top of page
Search

Little League Shoulder: Don’t Get Benched All Season

Updated: Jul 31, 2020

by Tyler Triggs MS, LAT, ATC

Key Points

  • Overuse injury of the humerus

  • Pain & swelling at the shoulder

  • Early treatment is key for limiting the severity

  • Must stop throwing

  • Early strengthening and rehab is very important

Rundown:

Little league shoulder also called pitcher’s shoulder (proximal humeral epiphysitis) is an overuse shoulder injury usually seen in baseball players or throwers, ages 10-18.The growth plate at the shoulder joint thickens due to a variety of reasons including muscle weakness, excessive throwing and poor mechanics. This causes inflammation and pain while throwing and if allowed to worsen even during daily activity.

Symptoms:

  • Pain in the upper arm/shoulder

  • Pain in the throwing arm

  • Increased pain while throwing

  • Shoulder weakness

  • Decreased throwing velocity

Athletic Trainer’s Take:

Little league shoulder shows up gradually or without a specific play that caused an injury. Many times the athlete has recently thrown a high number or pitches, increased throwing velocity or added a new pitch.

I commonly see athletes for this injury after they initially had pain then rested for a short period of time before returning to pitch again because they felt “good” after resting. The best time to treat this is as soon as pain appears the first time to prevent excessive thickening of the growth plate.

If the pain has become severe or persistent, finding a qualified professional to direct you to a doctor who is going to treat this correctly is very important. Resting from pitching completely is almost always a must, but making sure to start rehab and strengthening as soon as possible is the most important piece of treatment.

To fix the problem long-term, completing a thorough movement & pitching evaluation, followed by a strengthening and mechanics correction plan with a healthcare professional that understands your sport is the only solution. If you just rest and return to activity, the injury is very likely to return.

What you can do for prevention:

  1. Closely monitor pitch counts and total pitch volume

  2. Complete a movement assessment with a qualified healthcare provider

  3. Take three months off throwing (minimum) per year

  4. Participate in well structured strength & conditioning

What to do when pain appears:

  1. Stop throwing

  2. Contact you local Athletic Trainer

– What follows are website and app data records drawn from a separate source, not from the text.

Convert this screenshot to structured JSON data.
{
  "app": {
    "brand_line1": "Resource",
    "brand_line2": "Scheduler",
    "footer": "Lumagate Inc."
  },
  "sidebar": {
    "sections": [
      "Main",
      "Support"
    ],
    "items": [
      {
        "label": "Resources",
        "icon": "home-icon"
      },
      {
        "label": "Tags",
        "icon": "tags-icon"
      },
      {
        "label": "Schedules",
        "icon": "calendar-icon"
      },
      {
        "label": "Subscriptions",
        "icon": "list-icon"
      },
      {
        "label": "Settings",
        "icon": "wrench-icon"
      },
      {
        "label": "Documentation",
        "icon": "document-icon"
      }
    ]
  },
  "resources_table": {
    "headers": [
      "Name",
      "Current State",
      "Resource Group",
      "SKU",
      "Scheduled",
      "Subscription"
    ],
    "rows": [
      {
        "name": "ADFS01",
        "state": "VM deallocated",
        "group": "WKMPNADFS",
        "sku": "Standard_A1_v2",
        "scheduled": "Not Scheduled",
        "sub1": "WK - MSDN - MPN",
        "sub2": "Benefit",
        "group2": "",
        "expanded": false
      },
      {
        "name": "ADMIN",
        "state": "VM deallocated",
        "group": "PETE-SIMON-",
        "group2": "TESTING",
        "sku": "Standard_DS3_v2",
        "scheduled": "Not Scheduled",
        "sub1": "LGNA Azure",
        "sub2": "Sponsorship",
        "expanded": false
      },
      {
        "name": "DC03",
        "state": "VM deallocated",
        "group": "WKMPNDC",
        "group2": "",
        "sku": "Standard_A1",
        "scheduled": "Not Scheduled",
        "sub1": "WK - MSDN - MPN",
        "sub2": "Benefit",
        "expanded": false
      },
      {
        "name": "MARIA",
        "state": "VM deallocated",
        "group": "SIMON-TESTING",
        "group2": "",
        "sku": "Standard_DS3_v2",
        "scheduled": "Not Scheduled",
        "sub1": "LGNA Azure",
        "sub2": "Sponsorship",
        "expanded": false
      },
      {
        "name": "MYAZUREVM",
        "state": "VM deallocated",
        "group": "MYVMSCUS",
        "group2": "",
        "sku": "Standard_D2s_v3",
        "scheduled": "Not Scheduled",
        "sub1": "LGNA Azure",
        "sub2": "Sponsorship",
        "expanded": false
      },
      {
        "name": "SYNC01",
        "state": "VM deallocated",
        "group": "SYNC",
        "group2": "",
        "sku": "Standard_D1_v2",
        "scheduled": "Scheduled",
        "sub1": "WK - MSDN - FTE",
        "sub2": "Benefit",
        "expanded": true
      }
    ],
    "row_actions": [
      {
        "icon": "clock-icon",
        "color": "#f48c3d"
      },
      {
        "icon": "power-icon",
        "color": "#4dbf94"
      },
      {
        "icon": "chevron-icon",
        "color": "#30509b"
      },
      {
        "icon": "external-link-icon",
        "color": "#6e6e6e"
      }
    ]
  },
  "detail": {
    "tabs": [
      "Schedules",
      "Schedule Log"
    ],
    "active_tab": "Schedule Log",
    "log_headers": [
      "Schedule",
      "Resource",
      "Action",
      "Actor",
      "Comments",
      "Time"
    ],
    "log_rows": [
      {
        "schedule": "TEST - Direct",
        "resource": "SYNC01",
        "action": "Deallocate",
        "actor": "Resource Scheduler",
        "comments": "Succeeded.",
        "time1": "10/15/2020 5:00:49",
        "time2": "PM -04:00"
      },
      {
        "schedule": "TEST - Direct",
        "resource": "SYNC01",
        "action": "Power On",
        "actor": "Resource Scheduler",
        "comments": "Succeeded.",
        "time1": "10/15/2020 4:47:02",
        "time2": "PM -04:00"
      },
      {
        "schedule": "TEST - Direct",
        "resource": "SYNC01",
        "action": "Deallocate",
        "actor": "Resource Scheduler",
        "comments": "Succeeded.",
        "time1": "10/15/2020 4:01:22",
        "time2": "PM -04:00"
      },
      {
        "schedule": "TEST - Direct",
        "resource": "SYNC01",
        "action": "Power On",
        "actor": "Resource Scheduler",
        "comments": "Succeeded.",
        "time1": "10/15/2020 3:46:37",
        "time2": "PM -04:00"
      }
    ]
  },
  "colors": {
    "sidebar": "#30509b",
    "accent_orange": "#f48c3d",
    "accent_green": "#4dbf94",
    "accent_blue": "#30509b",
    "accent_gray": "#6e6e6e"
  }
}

  3. Try mobility & strengthening programs

  4. Visit a qualified doctor for imaging

  5. Start early rehabilitation plan

  6. Review pitching mechanics

When to contact an Athletic Trainer:

  • If you need help and advice on properly modifying your activity, an AT can provide you with ongoing support.

  • If you need direction with proper stretching and strengthening exercises, an AT can get you started on effective exercise progression and regressions.

  • If the pain is getting worse or now become persistent, an AT can advise you on the right steps to take next.

*Contacting an ATC first can prevent unnecessary imaging or doctor visits. This will save you time, money and ensure the right steps are taken to get back to throwing pain free.

Disclaimer: These statements are a reflection of my education and experience. The suggested treatment options are not intended to diagnose an injury and have not been researched.


10 views0 comments
bottom of page